**WHAT IS EXPECTED:** Which lines of the listing below contain the word "code"? Return them.

**DATASET ENTRIES:**
= = = =

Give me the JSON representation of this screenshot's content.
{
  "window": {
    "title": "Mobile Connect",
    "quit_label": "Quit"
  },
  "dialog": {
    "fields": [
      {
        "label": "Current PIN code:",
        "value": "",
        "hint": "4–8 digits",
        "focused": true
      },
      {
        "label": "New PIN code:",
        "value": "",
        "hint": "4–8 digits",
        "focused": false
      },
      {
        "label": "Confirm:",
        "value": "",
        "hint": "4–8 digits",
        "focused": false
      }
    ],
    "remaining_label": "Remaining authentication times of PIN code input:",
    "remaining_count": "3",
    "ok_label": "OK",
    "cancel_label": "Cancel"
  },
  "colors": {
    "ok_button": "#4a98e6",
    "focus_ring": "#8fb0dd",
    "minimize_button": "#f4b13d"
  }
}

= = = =

**YOUR SOLUTION:**
        "label": "Current PIN code:",
        "label": "New PIN code:",
    "remaining_label": "Remaining authentication times of PIN code input:",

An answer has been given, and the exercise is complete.